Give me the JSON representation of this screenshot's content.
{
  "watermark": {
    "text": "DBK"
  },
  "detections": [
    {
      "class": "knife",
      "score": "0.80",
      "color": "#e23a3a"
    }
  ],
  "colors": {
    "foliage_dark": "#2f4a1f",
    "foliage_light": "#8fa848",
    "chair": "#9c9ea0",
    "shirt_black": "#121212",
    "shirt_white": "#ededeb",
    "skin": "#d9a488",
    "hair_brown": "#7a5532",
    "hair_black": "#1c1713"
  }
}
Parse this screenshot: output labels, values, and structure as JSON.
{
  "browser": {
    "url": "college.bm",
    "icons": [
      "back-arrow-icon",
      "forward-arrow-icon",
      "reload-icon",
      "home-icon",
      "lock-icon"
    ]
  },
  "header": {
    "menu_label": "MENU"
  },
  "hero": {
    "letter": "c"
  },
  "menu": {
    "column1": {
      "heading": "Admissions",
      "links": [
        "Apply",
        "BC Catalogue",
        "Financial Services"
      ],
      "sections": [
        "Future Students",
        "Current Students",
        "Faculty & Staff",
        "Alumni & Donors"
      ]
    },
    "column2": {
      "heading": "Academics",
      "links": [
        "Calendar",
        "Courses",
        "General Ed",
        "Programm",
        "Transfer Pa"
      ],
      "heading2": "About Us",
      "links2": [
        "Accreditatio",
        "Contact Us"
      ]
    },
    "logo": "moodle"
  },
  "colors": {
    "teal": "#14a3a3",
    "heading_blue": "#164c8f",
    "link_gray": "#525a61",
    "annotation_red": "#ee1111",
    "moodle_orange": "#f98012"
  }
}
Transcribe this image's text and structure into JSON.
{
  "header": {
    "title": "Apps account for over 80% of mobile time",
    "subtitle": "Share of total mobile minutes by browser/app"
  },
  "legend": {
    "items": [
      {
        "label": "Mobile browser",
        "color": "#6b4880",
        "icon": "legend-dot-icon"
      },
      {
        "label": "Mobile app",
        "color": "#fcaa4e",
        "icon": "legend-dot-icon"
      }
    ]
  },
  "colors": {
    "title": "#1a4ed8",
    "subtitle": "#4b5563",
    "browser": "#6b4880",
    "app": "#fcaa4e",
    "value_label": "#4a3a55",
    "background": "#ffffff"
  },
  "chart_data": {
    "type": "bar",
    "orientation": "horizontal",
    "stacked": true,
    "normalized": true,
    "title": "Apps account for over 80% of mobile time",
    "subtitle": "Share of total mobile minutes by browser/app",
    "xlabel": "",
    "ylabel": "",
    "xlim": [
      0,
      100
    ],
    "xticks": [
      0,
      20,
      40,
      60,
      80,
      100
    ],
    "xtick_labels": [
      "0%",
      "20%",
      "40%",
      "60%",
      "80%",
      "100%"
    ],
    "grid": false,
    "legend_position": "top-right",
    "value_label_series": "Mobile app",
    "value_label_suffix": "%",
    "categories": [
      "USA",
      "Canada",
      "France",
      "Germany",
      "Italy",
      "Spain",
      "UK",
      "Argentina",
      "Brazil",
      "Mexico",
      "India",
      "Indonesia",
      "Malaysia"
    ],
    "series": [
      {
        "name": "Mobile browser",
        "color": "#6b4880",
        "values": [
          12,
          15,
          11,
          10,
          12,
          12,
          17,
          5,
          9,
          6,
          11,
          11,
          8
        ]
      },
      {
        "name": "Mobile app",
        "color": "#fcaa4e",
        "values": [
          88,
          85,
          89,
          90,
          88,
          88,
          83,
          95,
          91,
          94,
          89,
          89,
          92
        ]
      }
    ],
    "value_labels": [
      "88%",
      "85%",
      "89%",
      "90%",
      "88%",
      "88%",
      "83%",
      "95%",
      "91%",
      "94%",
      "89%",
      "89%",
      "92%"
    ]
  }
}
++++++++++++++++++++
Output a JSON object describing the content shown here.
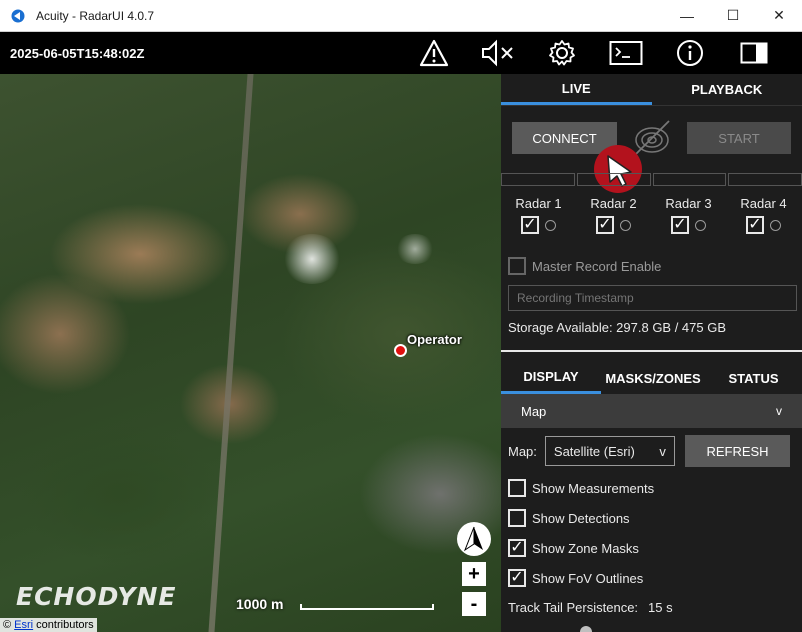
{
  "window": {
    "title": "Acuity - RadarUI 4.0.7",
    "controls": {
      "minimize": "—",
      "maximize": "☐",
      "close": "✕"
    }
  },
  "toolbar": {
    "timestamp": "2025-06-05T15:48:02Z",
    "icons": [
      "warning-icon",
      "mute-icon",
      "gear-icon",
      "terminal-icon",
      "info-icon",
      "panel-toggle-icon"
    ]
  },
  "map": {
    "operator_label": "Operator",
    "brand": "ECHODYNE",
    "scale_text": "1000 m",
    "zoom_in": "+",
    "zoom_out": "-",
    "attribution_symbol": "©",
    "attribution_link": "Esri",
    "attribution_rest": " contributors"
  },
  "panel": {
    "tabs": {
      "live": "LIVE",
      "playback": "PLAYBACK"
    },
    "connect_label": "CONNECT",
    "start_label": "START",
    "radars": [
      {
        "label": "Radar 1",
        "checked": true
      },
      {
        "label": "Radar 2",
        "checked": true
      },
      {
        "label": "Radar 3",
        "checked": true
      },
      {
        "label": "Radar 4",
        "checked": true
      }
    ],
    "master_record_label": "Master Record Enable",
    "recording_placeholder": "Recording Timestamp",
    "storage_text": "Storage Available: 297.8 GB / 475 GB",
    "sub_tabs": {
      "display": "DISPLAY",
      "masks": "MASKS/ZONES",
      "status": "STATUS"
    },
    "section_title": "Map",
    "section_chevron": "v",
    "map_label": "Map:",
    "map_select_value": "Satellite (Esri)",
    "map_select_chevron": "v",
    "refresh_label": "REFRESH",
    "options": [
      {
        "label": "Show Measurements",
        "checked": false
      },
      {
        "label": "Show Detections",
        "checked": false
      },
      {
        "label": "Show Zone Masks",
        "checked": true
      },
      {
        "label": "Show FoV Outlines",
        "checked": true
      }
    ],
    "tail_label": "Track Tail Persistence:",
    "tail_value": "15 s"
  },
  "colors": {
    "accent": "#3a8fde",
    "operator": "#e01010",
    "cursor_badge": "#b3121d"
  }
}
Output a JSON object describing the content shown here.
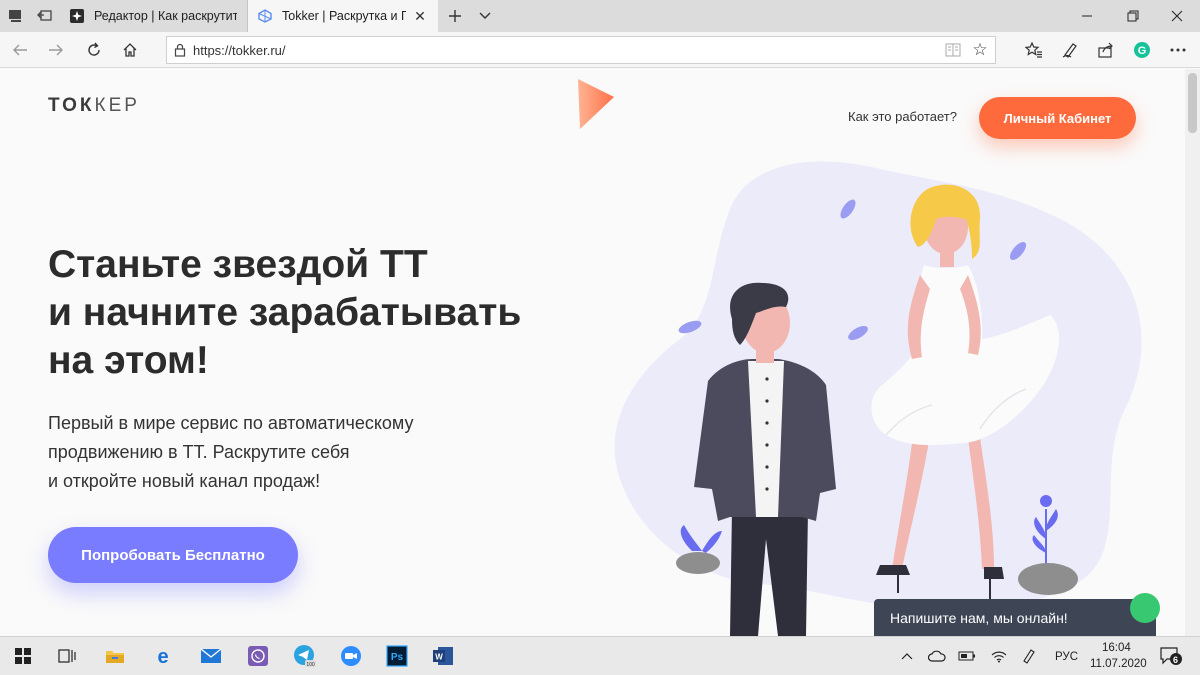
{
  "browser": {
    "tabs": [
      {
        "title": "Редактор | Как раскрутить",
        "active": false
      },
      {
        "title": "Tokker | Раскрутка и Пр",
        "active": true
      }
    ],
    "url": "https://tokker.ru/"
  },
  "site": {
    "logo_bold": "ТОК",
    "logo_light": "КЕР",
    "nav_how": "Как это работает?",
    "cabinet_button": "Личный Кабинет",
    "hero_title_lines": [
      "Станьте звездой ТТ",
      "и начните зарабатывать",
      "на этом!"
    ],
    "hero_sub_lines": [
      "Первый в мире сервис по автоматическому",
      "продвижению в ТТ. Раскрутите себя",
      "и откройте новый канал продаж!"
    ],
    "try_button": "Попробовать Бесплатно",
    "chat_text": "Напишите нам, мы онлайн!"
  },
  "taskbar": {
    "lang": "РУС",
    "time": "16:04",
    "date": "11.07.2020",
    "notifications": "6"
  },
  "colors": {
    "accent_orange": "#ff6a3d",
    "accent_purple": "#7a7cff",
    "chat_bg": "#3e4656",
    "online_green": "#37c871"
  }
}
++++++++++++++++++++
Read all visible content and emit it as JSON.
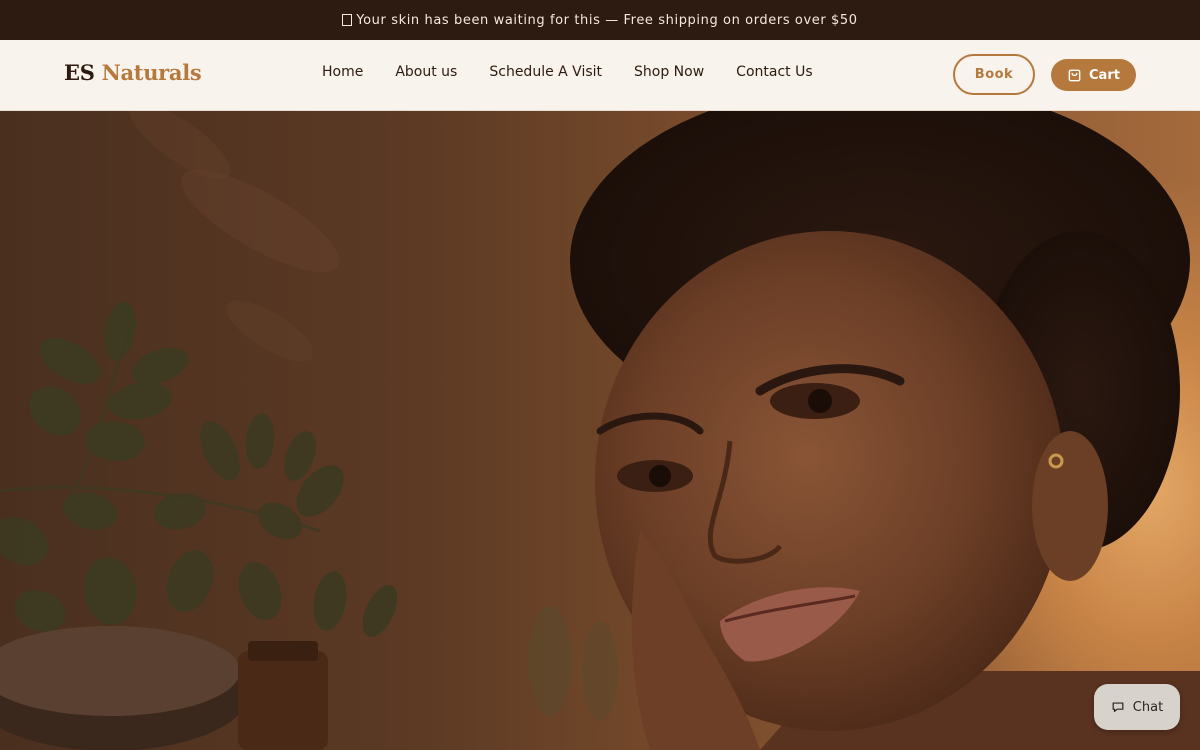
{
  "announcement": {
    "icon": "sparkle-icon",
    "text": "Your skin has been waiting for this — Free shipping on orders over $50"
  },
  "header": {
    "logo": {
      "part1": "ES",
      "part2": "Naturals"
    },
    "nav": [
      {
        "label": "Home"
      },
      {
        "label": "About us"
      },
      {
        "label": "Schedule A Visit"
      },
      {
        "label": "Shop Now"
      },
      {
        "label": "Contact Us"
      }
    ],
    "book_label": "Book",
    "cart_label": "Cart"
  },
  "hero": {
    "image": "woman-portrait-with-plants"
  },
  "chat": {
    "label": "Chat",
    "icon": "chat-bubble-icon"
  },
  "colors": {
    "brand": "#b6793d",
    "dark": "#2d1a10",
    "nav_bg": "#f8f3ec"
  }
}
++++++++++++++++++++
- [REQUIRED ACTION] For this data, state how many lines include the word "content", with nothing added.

- [SOLVED PROBLEM] 4